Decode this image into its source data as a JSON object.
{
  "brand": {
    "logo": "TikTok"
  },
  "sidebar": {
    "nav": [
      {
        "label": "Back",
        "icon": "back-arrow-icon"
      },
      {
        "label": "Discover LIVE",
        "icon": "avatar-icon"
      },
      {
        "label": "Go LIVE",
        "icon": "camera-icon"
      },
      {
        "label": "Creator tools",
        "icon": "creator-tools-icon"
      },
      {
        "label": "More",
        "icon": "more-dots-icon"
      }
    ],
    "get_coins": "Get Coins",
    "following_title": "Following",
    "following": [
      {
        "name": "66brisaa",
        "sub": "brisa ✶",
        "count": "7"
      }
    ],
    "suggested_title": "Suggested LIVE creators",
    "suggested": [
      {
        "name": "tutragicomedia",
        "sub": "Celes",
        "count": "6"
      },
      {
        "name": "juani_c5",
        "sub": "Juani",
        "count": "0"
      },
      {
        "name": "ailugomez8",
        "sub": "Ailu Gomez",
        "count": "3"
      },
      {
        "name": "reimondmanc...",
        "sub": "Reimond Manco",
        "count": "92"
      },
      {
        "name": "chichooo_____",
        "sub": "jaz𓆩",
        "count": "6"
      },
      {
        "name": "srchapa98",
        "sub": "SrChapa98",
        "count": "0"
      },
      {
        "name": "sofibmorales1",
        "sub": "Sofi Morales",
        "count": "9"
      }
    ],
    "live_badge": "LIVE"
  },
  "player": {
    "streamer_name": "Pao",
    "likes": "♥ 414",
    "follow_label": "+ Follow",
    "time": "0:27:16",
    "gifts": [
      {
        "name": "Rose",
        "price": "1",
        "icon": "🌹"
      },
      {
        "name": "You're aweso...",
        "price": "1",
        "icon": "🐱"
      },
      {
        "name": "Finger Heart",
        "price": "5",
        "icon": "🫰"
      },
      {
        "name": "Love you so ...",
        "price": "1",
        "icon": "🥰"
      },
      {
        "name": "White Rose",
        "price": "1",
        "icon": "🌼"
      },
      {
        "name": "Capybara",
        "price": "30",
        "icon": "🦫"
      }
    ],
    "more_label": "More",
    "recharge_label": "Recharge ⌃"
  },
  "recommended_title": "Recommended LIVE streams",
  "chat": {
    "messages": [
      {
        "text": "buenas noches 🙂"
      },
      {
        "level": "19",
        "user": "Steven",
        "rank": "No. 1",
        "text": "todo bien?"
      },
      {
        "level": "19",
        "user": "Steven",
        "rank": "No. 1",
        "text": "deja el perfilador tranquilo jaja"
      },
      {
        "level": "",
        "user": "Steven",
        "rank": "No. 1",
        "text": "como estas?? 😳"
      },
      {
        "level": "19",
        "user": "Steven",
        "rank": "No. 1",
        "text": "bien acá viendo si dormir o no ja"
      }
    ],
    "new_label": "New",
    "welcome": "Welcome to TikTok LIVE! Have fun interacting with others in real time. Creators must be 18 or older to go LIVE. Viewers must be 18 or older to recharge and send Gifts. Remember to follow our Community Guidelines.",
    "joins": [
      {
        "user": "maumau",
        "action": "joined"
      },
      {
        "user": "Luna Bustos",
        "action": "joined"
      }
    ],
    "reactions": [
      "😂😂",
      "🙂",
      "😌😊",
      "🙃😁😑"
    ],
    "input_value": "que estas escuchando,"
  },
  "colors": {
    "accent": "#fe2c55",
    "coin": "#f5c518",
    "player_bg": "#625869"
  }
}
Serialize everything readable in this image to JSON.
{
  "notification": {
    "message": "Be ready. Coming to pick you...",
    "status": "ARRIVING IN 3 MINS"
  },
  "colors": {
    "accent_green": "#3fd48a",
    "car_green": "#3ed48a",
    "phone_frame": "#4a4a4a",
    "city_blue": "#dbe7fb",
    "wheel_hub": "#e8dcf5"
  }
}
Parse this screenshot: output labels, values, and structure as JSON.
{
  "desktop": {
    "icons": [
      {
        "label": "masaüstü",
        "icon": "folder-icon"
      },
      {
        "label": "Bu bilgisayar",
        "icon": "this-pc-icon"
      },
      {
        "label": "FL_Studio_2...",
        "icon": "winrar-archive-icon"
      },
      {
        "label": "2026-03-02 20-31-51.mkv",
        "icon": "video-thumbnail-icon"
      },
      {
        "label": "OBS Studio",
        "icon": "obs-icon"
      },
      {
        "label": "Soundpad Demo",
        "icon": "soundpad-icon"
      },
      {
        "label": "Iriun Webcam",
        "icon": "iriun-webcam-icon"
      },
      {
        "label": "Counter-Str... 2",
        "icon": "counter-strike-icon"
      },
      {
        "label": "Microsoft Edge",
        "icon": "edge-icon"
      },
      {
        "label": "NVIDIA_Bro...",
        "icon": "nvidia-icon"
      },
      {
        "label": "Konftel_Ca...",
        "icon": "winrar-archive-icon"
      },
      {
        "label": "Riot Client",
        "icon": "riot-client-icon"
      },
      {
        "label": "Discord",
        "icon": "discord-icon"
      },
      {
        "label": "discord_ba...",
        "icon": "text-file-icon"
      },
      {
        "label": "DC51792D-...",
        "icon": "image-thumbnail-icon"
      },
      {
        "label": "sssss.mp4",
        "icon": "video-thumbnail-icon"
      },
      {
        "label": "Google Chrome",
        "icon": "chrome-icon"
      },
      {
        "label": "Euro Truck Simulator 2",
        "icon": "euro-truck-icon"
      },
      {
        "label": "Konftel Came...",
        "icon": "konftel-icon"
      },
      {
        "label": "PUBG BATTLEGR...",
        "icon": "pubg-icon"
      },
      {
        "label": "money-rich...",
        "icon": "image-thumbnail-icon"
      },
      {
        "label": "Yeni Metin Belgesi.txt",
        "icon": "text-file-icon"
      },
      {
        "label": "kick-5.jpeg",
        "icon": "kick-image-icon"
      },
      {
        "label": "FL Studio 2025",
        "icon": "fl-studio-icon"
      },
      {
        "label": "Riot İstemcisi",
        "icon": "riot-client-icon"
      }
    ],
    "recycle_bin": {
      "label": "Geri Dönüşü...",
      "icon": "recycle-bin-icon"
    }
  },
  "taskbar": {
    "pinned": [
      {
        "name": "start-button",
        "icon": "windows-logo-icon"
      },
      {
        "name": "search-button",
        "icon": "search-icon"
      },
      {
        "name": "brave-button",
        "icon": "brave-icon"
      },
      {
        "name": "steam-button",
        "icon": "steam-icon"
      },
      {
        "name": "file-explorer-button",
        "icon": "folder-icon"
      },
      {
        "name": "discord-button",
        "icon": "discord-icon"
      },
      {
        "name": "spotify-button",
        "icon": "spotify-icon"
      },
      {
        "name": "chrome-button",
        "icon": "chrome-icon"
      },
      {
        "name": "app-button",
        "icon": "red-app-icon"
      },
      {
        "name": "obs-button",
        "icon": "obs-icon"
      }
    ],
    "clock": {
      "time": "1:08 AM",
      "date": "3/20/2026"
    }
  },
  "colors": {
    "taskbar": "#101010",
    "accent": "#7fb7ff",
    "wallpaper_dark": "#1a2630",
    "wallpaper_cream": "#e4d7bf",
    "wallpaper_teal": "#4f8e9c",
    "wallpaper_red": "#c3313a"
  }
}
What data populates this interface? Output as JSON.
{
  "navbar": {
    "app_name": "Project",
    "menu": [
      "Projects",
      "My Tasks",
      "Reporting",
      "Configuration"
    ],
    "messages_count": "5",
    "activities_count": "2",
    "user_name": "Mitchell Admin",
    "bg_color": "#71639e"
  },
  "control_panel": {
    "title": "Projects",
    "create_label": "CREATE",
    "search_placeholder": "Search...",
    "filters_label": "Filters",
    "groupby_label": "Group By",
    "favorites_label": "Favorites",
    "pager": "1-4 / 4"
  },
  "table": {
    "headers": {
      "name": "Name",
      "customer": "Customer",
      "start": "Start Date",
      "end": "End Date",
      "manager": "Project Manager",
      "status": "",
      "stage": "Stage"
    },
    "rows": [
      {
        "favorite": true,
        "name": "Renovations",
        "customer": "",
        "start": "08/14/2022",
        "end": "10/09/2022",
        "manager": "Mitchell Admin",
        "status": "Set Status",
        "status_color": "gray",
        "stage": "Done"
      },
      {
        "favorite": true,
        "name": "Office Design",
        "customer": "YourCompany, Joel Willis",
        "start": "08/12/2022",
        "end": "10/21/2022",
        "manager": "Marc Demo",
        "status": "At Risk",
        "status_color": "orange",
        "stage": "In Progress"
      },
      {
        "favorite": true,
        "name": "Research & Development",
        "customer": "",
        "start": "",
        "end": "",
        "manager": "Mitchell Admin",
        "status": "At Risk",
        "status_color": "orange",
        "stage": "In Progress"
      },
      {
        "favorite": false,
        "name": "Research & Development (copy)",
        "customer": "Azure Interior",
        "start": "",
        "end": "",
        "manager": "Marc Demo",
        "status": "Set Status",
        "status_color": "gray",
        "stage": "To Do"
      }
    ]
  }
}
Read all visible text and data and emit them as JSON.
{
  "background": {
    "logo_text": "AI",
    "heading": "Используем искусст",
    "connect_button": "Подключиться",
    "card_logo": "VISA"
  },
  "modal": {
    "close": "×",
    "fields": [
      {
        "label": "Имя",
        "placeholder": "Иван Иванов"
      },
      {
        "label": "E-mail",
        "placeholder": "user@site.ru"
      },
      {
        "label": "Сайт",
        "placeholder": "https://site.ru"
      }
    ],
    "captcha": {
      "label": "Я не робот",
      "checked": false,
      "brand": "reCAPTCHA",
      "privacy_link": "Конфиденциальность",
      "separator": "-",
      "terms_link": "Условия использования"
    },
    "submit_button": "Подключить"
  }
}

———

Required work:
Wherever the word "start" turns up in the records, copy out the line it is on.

Answer to this exercise:
        "name": "start-button",
      "start": "Start Date",
        "start": "08/14/2022",
        "start": "08/12/2022",
        "start": "",
        "start": "",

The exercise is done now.